■ Your assignment
The answer must restate every entry exactly as it appears.

■ Data provided
::::::

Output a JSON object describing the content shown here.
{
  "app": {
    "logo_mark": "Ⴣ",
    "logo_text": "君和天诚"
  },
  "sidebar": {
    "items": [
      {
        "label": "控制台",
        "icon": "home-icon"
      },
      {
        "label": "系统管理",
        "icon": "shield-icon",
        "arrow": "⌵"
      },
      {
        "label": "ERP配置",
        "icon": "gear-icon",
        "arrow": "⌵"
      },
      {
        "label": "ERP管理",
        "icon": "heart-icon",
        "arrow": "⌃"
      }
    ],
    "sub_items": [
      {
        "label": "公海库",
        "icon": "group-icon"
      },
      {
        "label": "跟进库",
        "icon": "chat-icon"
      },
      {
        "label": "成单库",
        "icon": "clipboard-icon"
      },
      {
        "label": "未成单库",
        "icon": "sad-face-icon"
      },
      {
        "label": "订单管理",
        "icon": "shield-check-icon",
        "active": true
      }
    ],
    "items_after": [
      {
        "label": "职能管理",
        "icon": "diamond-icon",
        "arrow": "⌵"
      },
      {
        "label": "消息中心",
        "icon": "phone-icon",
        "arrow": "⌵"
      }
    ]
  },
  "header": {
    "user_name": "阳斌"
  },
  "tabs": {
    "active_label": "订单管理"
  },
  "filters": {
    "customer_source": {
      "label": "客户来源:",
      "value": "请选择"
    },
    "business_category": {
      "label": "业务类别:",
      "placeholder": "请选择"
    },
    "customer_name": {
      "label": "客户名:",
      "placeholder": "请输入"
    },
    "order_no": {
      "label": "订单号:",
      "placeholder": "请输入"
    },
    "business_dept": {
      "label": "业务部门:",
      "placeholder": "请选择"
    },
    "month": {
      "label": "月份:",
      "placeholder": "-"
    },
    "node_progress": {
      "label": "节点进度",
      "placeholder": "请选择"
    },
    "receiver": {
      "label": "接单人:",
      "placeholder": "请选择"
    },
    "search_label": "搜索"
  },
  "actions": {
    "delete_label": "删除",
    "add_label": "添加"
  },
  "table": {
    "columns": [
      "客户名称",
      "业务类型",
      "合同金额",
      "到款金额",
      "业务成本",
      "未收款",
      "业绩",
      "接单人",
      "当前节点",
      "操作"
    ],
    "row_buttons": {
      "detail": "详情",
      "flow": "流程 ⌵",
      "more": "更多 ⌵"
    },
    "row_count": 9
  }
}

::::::

■ Answer to this problem
Output a JSON object describing the content shown here.
{
  "app": {
    "logo_mark": "Ⴣ",
    "logo_text": "君和天诚"
  },
  "sidebar": {
    "items": [
      {
        "label": "控制台",
        "icon": "home-icon"
      },
      {
        "label": "系统管理",
        "icon": "shield-icon",
        "arrow": "⌵"
      },
      {
        "label": "ERP配置",
        "icon": "gear-icon",
        "arrow": "⌵"
      },
      {
        "label": "ERP管理",
        "icon": "heart-icon",
        "arrow": "⌃"
      }
    ],
    "sub_items": [
      {
        "label": "公海库",
        "icon": "group-icon"
      },
      {
        "label": "跟进库",
        "icon": "chat-icon"
      },
      {
        "label": "成单库",
        "icon": "clipboard-icon"
      },
      {
        "label": "未成单库",
        "icon": "sad-face-icon"
      },
      {
        "label": "订单管理",
        "icon": "shield-check-icon",
        "active": true
      }
    ],
    "items_after": [
      {
        "label": "职能管理",
        "icon": "diamond-icon",
        "arrow": "⌵"
      },
      {
        "label": "消息中心",
        "icon": "phone-icon",
        "arrow": "⌵"
      }
    ]
  },
  "header": {
    "user_name": "阳斌"
  },
  "tabs": {
    "active_label": "订单管理"
  },
  "filters": {
    "customer_source": {
      "label": "客户来源:",
      "value": "请选择"
    },
    "business_category": {
      "label": "业务类别:",
      "placeholder": "请选择"
    },
    "customer_name": {
      "label": "客户名:",
      "placeholder": "请输入"
    },
    "order_no": {
      "label": "订单号:",
      "placeholder": "请输入"
    },
    "business_dept": {
      "label": "业务部门:",
      "placeholder": "请选择"
    },
    "month": {
      "label": "月份:",
      "placeholder": "-"
    },
    "node_progress": {
      "label": "节点进度",
      "placeholder": "请选择"
    },
    "receiver": {
      "label": "接单人:",
      "placeholder": "请选择"
    },
    "search_label": "搜索"
  },
  "actions": {
    "delete_label": "删除",
    "add_label": "添加"
  },
  "table": {
    "columns": [
      "客户名称",
      "业务类型",
      "合同金额",
      "到款金额",
      "业务成本",
      "未收款",
      "业绩",
      "接单人",
      "当前节点",
      "操作"
    ],
    "row_buttons": {
      "detail": "详情",
      "flow": "流程 ⌵",
      "more": "更多 ⌵"
    },
    "row_count": 9
  }
}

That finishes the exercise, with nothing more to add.